Exercise — Your task is to set down the records below again, exactly.

Data to use —
☆ ☆ ☆ ☆ ☆ ☆ ☆

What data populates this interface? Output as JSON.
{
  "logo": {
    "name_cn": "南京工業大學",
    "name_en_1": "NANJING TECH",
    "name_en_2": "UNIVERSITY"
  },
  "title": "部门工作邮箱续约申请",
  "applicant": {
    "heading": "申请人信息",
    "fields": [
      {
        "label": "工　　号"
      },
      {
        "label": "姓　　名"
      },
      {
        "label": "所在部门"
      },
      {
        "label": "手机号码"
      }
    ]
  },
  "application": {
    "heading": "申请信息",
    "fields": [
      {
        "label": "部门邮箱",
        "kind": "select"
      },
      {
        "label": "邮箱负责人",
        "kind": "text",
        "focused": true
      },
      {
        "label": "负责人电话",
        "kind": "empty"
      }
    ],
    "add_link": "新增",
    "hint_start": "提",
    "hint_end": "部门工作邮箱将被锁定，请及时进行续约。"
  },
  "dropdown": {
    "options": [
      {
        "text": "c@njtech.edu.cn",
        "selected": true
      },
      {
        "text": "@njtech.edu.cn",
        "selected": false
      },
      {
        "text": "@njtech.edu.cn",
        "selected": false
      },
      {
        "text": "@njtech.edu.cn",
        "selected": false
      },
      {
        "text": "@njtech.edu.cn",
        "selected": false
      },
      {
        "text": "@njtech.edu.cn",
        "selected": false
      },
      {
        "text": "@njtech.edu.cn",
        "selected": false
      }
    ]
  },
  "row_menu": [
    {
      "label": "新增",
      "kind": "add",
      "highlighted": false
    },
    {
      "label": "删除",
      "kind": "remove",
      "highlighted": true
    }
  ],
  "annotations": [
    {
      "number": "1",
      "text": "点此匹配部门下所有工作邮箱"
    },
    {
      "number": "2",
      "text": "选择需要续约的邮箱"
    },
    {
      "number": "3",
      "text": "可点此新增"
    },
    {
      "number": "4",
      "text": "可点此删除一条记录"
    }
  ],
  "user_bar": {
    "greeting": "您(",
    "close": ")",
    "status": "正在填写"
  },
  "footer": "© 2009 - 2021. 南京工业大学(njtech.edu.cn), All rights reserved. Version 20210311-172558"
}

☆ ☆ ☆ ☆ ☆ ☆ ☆

Exercise solution —
What data populates this interface? Output as JSON.
{
  "logo": {
    "name_cn": "南京工業大學",
    "name_en_1": "NANJING TECH",
    "name_en_2": "UNIVERSITY"
  },
  "title": "部门工作邮箱续约申请",
  "applicant": {
    "heading": "申请人信息",
    "fields": [
      {
        "label": "工　　号"
      },
      {
        "label": "姓　　名"
      },
      {
        "label": "所在部门"
      },
      {
        "label": "手机号码"
      }
    ]
  },
  "application": {
    "heading": "申请信息",
    "fields": [
      {
        "label": "部门邮箱",
        "kind": "select"
      },
      {
        "label": "邮箱负责人",
        "kind": "text",
        "focused": true
      },
      {
        "label": "负责人电话",
        "kind": "empty"
      }
    ],
    "add_link": "新增",
    "hint_start": "提",
    "hint_end": "部门工作邮箱将被锁定，请及时进行续约。"
  },
  "dropdown": {
    "options": [
      {
        "text": "c@njtech.edu.cn",
        "selected": true
      },
      {
        "text": "@njtech.edu.cn",
        "selected": false
      },
      {
        "text": "@njtech.edu.cn",
        "selected": false
      },
      {
        "text": "@njtech.edu.cn",
        "selected": false
      },
      {
        "text": "@njtech.edu.cn",
        "selected": false
      },
      {
        "text": "@njtech.edu.cn",
        "selected": false
      },
      {
        "text": "@njtech.edu.cn",
        "selected": false
      }
    ]
  },
  "row_menu": [
    {
      "label": "新增",
      "kind": "add",
      "highlighted": false
    },
    {
      "label": "删除",
      "kind": "remove",
      "highlighted": true
    }
  ],
  "annotations": [
    {
      "number": "1",
      "text": "点此匹配部门下所有工作邮箱"
    },
    {
      "number": "2",
      "text": "选择需要续约的邮箱"
    },
    {
      "number": "3",
      "text": "可点此新增"
    },
    {
      "number": "4",
      "text": "可点此删除一条记录"
    }
  ],
  "user_bar": {
    "greeting": "您(",
    "close": ")",
    "status": "正在填写"
  },
  "footer": "© 2009 - 2021. 南京工业大学(njtech.edu.cn), All rights reserved. Version 20210311-172558"
}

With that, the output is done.